== Segment start ==

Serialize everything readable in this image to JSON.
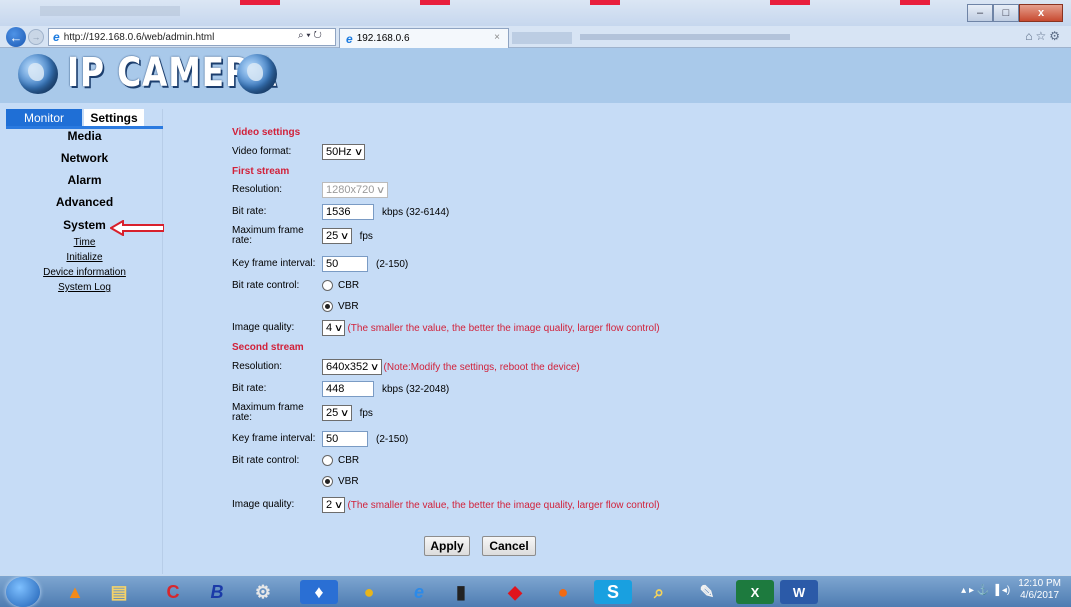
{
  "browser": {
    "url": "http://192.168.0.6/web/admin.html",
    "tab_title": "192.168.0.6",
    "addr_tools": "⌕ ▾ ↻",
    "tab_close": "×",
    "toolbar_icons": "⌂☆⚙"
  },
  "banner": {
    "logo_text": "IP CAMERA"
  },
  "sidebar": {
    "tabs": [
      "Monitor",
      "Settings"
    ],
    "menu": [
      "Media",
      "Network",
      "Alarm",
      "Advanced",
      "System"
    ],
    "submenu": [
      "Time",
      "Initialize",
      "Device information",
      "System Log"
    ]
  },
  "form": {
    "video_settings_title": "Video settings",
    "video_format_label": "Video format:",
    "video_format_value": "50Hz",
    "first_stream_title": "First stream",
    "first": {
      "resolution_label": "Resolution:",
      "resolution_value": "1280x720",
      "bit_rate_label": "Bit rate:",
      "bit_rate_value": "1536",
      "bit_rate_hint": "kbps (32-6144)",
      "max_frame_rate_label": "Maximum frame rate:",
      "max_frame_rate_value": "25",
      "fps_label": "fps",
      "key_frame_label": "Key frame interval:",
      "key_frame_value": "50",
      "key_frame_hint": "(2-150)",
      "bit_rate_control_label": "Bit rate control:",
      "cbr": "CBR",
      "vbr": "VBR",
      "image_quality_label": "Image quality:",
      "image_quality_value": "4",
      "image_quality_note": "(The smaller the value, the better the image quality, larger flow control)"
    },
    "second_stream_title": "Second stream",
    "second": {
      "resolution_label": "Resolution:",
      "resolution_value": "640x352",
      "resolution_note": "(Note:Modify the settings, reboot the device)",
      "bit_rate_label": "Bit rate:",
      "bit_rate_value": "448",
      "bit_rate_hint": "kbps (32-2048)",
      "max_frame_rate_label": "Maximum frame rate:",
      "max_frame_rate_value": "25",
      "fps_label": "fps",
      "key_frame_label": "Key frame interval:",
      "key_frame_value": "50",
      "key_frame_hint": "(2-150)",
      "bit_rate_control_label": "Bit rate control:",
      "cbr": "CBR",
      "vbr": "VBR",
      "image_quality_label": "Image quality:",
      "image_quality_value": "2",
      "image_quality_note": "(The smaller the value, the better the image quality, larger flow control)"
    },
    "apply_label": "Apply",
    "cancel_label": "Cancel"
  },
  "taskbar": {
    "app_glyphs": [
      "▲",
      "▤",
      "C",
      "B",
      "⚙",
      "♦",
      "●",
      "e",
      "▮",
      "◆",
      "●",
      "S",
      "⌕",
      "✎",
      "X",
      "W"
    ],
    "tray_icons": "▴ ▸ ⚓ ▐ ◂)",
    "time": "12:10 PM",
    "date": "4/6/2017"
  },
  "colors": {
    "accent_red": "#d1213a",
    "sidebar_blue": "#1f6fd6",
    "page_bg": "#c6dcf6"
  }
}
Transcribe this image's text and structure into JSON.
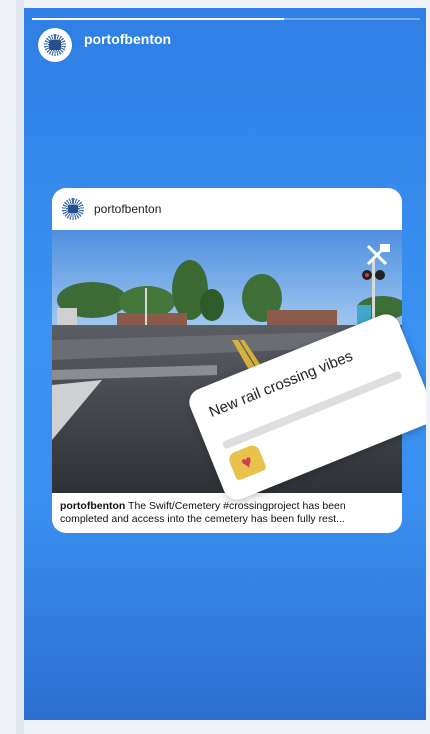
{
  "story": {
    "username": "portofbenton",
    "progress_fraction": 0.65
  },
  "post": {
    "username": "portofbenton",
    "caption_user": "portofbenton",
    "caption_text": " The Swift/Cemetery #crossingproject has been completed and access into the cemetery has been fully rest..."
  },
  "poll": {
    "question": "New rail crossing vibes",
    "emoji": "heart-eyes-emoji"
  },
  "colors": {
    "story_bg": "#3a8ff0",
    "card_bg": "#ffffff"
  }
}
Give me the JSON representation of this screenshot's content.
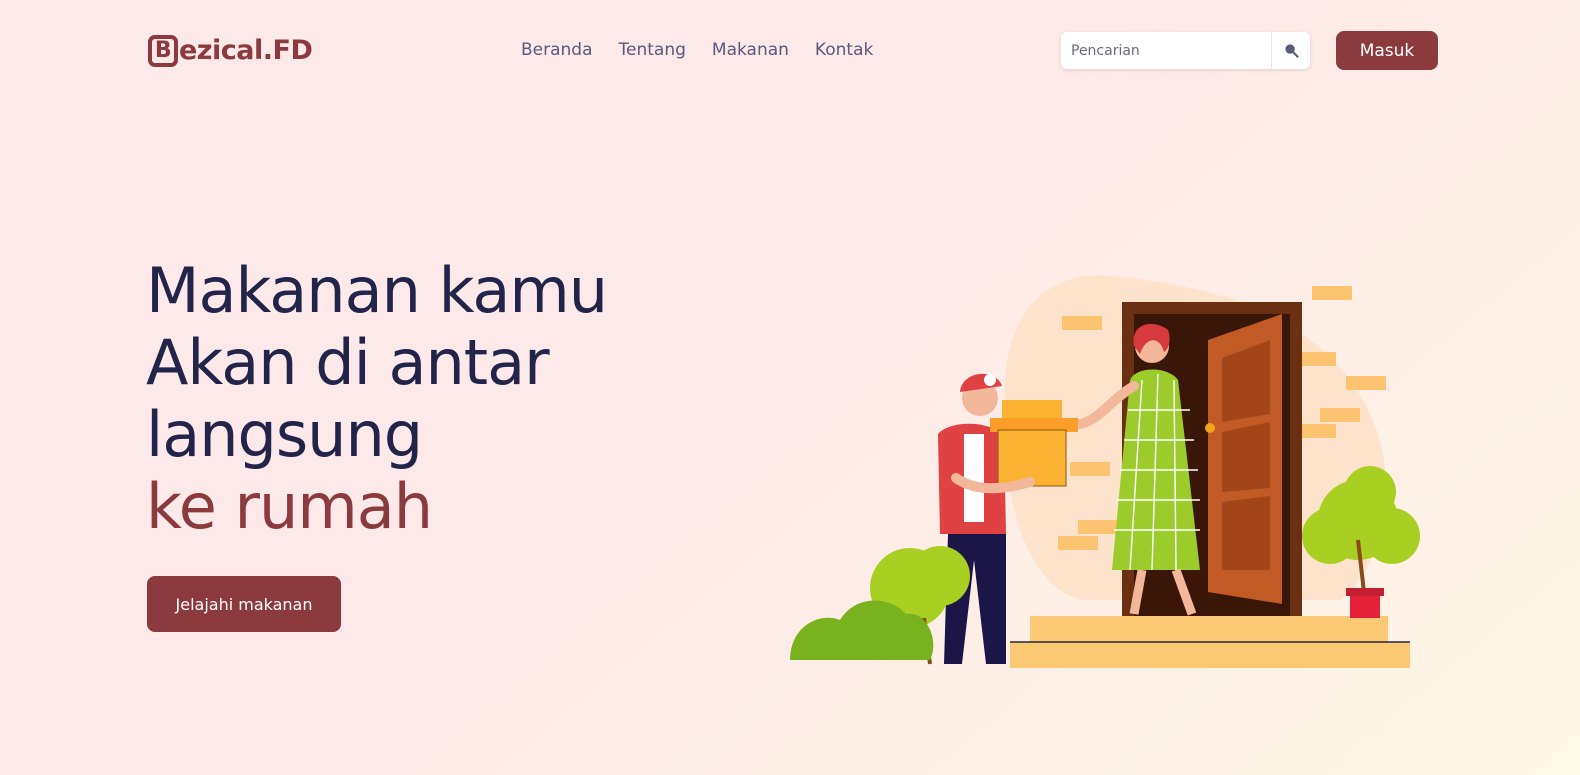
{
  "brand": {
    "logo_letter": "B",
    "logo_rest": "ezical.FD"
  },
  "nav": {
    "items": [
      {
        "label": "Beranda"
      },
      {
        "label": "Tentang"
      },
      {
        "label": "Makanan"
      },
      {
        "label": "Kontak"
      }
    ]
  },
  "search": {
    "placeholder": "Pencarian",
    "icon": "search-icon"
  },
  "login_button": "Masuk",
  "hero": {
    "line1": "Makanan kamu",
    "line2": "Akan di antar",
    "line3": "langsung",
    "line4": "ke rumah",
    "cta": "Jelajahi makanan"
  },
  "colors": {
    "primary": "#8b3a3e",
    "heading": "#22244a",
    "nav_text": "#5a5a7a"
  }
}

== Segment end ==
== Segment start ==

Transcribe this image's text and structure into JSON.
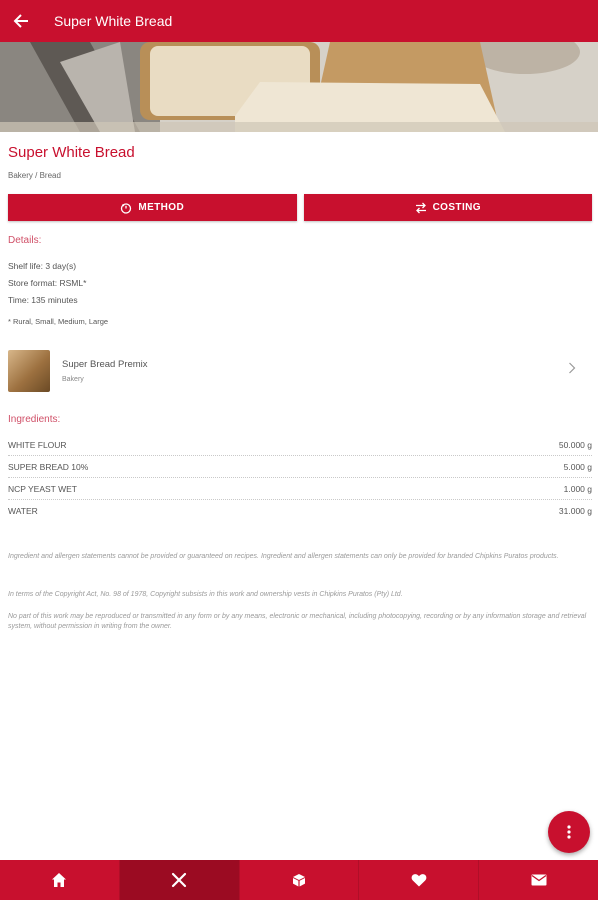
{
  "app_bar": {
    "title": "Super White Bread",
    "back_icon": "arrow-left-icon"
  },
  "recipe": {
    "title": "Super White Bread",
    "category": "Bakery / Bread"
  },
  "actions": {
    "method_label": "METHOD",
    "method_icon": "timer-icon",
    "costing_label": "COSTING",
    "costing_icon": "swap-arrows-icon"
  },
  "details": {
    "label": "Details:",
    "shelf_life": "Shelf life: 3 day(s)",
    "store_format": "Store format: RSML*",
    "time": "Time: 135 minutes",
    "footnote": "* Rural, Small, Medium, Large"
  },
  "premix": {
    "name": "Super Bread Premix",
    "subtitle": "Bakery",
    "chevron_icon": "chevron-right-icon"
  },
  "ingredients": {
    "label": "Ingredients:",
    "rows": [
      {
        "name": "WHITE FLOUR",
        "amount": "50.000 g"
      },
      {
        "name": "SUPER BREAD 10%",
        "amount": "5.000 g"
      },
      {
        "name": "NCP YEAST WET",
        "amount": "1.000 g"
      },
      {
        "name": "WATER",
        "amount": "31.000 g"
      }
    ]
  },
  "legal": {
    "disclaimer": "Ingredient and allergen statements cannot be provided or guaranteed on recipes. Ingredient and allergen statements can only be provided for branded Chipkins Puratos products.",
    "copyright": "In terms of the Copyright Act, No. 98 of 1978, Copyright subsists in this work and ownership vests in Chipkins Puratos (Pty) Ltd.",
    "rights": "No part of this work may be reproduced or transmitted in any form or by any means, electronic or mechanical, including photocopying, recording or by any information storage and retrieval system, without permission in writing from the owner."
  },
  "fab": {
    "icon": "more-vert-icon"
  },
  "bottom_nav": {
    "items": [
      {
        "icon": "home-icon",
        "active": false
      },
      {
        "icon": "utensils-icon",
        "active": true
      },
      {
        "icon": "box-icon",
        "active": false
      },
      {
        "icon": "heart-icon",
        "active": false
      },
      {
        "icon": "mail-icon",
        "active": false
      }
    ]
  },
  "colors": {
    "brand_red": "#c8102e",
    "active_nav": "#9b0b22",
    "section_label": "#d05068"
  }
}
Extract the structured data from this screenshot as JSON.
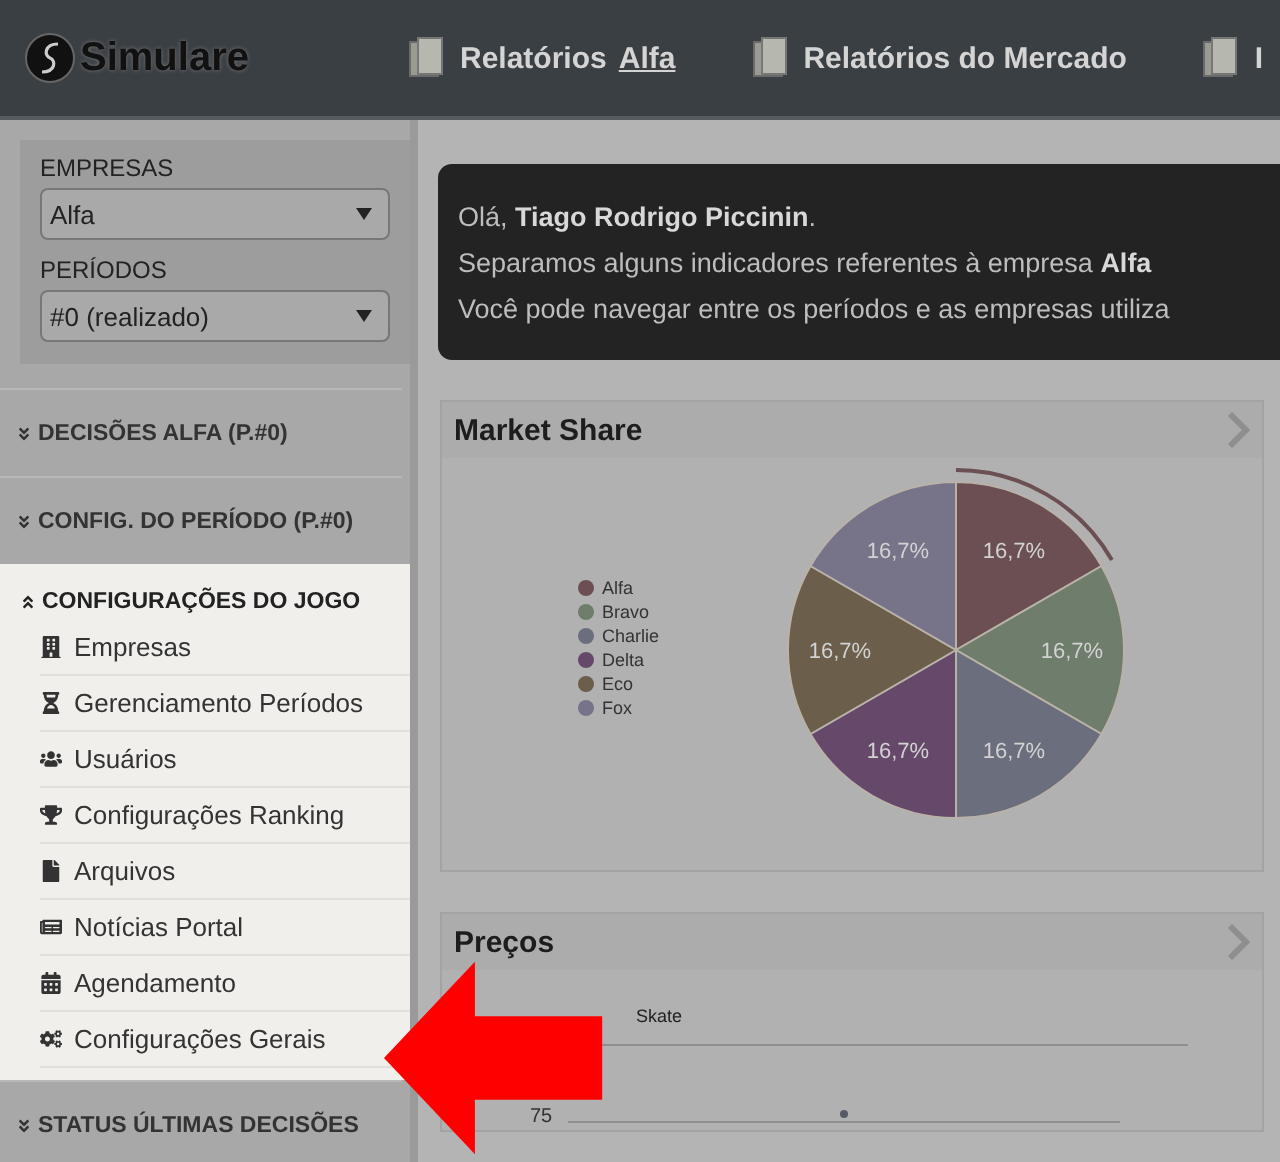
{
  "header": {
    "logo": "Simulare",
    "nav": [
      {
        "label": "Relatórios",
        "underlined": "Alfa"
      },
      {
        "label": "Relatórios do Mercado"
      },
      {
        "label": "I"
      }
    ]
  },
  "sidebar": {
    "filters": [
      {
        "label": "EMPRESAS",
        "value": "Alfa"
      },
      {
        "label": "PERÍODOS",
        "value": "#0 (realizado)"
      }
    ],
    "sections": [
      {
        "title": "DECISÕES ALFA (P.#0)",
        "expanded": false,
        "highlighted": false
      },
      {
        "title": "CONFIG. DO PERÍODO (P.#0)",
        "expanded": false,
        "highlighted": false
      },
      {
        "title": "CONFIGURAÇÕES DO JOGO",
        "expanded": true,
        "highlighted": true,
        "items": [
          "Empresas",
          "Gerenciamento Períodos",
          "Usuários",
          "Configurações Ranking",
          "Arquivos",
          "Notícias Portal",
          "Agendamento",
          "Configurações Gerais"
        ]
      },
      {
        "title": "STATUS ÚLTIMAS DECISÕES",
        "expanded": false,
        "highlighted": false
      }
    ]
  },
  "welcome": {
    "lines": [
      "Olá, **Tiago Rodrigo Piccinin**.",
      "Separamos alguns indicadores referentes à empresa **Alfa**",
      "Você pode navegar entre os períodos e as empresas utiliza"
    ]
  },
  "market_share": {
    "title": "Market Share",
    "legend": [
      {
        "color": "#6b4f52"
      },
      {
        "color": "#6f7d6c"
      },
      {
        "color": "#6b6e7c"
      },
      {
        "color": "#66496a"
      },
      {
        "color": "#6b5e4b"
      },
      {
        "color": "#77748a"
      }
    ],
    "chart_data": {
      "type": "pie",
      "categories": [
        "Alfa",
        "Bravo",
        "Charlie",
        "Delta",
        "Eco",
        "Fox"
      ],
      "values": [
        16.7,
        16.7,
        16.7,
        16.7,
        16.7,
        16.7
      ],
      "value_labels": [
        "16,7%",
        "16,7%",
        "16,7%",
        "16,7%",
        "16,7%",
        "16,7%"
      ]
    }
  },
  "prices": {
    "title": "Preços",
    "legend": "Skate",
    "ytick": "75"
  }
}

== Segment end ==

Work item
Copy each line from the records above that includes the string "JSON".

Response for this exercise
Serialize everything readable in this image to JSON.
Transcribe this image's text and structure into JSON.
Give me the JSON representation of this screenshot's content.
Transcribe this image's text and structure into JSON.
Extract the structured data from this screenshot as JSON.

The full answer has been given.